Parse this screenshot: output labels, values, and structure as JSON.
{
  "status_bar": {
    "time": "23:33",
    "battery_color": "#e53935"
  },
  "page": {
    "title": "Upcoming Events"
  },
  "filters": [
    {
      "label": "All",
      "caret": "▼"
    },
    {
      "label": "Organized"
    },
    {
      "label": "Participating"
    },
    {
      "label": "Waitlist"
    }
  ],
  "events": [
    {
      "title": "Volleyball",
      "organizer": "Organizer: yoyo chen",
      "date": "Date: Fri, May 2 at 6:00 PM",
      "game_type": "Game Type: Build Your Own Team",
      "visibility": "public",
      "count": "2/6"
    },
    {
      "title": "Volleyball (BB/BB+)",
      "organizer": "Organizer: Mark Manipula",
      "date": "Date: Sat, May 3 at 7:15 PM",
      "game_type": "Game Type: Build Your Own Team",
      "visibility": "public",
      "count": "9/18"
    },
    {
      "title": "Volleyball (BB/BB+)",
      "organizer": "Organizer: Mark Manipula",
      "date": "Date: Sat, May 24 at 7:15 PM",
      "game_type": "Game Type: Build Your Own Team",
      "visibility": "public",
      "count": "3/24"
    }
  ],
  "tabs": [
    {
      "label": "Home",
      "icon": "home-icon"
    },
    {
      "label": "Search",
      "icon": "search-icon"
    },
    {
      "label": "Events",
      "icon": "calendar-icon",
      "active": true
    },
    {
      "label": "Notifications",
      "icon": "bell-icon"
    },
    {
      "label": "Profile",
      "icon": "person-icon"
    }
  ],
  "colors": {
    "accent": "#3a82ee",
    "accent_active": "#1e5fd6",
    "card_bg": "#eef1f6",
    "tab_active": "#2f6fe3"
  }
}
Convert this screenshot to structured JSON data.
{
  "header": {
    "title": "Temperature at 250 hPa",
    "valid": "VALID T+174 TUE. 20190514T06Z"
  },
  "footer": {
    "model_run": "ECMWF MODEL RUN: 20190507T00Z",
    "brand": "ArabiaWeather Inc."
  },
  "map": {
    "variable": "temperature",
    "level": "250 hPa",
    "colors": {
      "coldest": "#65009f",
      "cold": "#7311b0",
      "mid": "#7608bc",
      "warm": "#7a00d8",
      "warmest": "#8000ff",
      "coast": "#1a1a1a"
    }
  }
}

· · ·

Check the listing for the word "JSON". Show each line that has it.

■ **Answer to this task**:
Parse this screenshot: output labels, values, and structure as JSON.
Convert this screenshot to structured JSON data.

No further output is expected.